[Website and app data records]
.....

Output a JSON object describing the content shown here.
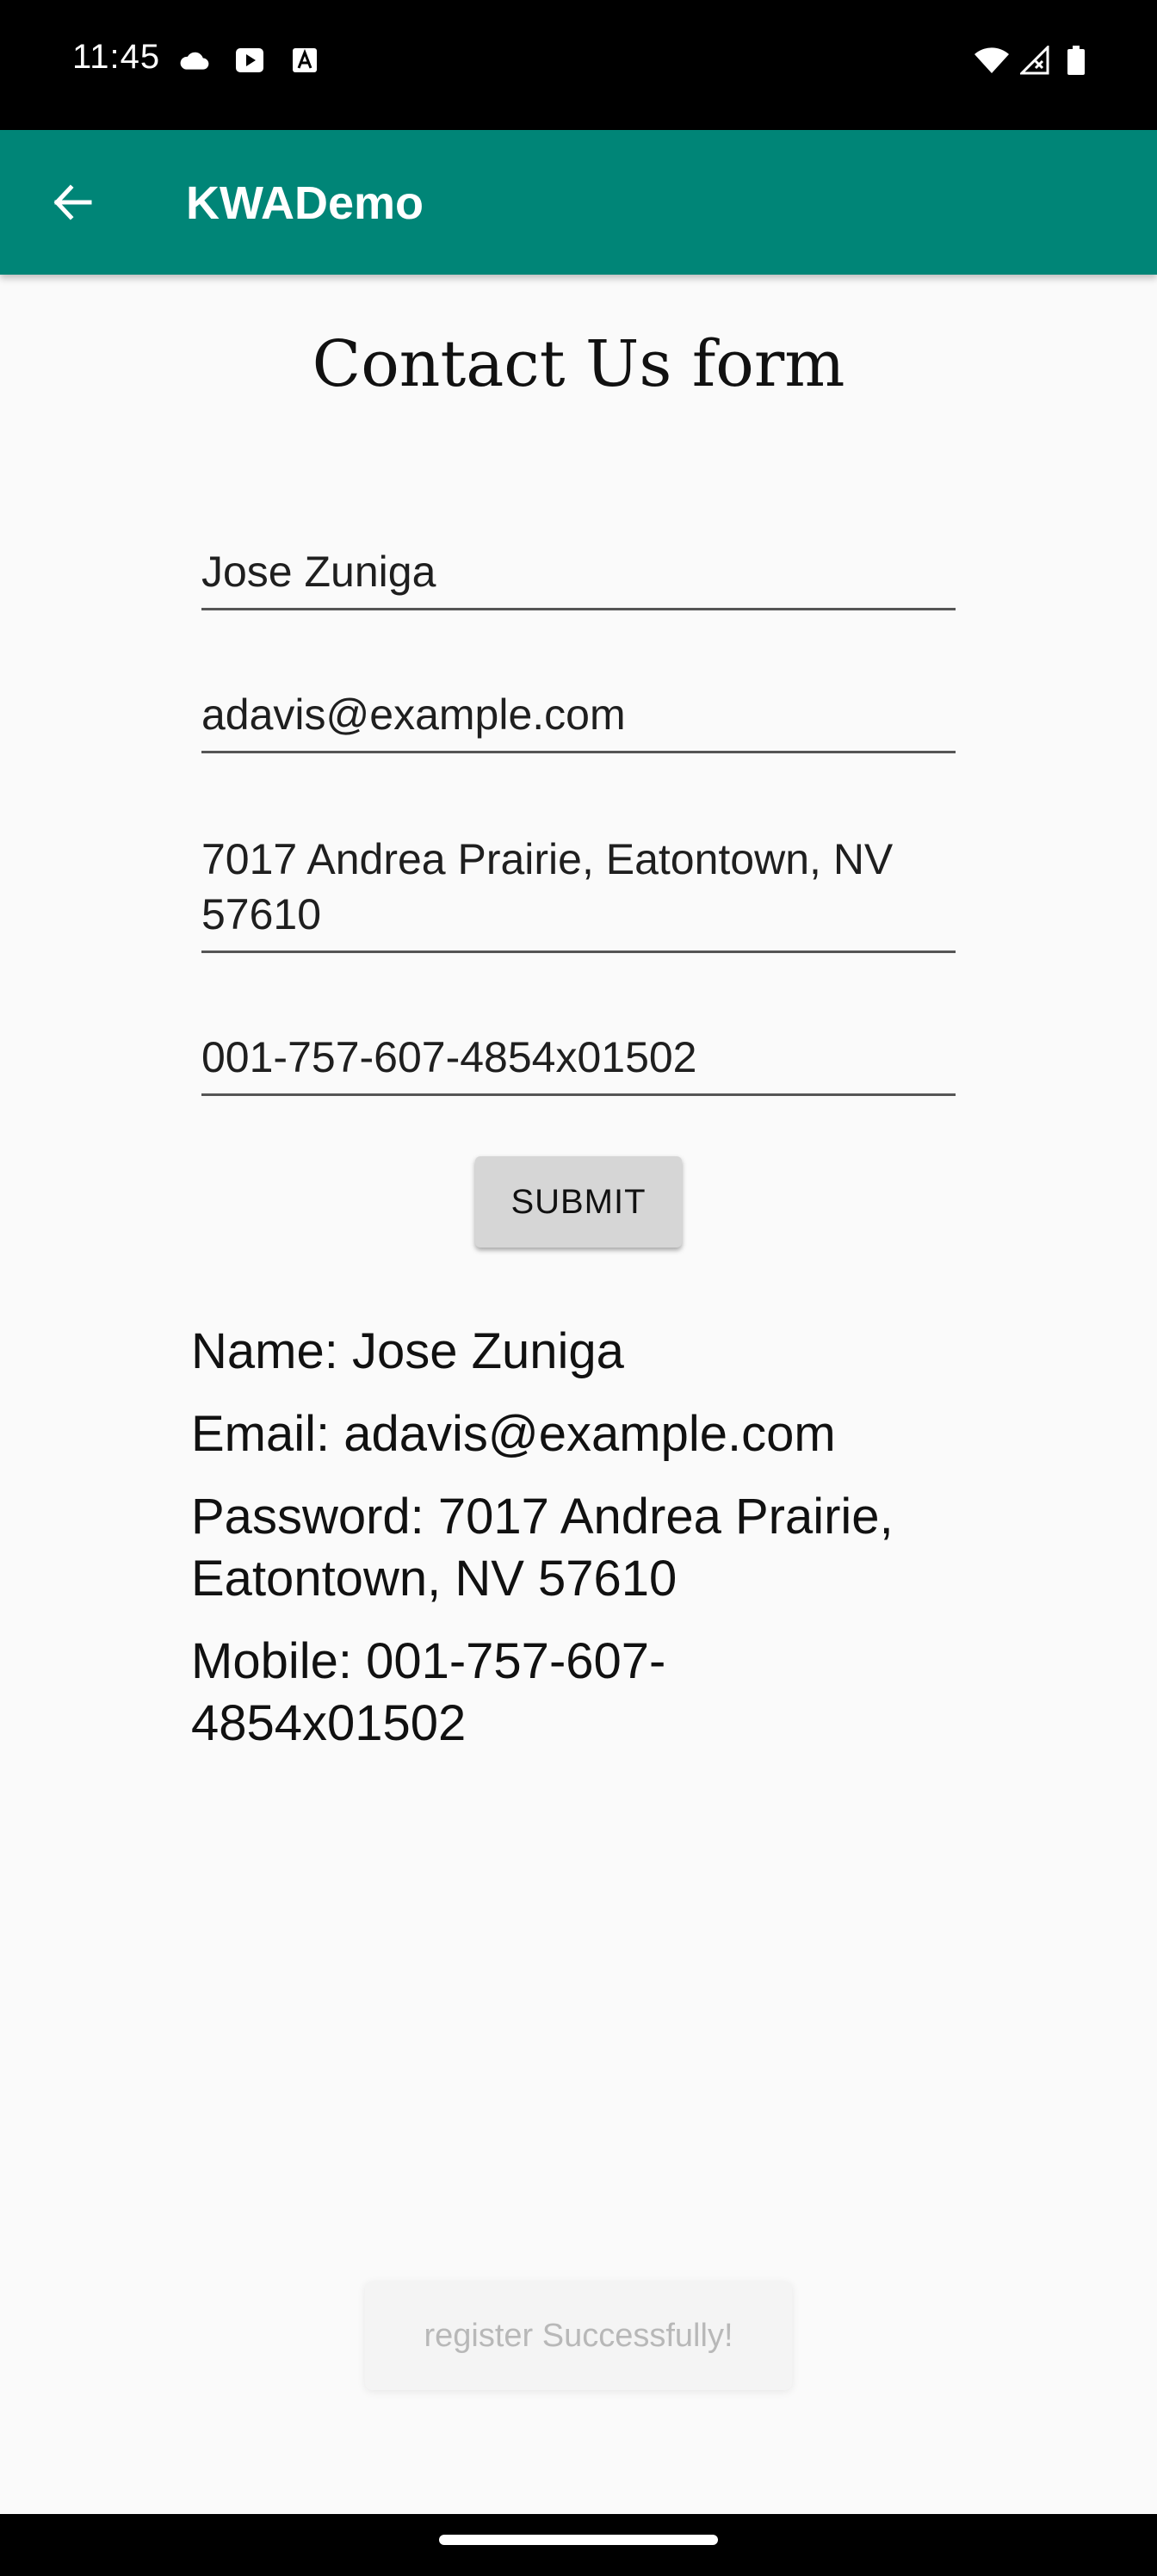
{
  "status_bar": {
    "time": "11:45",
    "icons_left": [
      "cloud-icon",
      "play-icon",
      "a-badge-icon"
    ],
    "icons_right": [
      "wifi-icon",
      "signal-icon",
      "battery-icon"
    ]
  },
  "app_bar": {
    "title": "KWADemo",
    "back_icon": "arrow-back-icon",
    "color": "#008577"
  },
  "form": {
    "title": "Contact Us form",
    "name_value": "Jose Zuniga",
    "email_value": "adavis@example.com",
    "address_value": "7017 Andrea Prairie, Eatontown, NV 57610",
    "mobile_value": "001-757-607-4854x01502",
    "submit_label": "SUBMIT"
  },
  "result": {
    "name_line": "Name: Jose Zuniga",
    "email_line": "Email: adavis@example.com",
    "password_line": "Password: 7017 Andrea Prairie, Eatontown, NV 57610",
    "mobile_line": "Mobile: 001-757-607-4854x01502"
  },
  "toast": {
    "message": "register Successfully!"
  }
}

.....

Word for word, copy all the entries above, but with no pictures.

Output a JSON object describing the content shown here.
{
  "status_bar": {
    "time": "11:45",
    "icons_left": [
      "cloud-icon",
      "play-icon",
      "a-badge-icon"
    ],
    "icons_right": [
      "wifi-icon",
      "signal-icon",
      "battery-icon"
    ]
  },
  "app_bar": {
    "title": "KWADemo",
    "back_icon": "arrow-back-icon",
    "color": "#008577"
  },
  "form": {
    "title": "Contact Us form",
    "name_value": "Jose Zuniga",
    "email_value": "adavis@example.com",
    "address_value": "7017 Andrea Prairie, Eatontown, NV 57610",
    "mobile_value": "001-757-607-4854x01502",
    "submit_label": "SUBMIT"
  },
  "result": {
    "name_line": "Name: Jose Zuniga",
    "email_line": "Email: adavis@example.com",
    "password_line": "Password: 7017 Andrea Prairie, Eatontown, NV 57610",
    "mobile_line": "Mobile: 001-757-607-4854x01502"
  },
  "toast": {
    "message": "register Successfully!"
  }
}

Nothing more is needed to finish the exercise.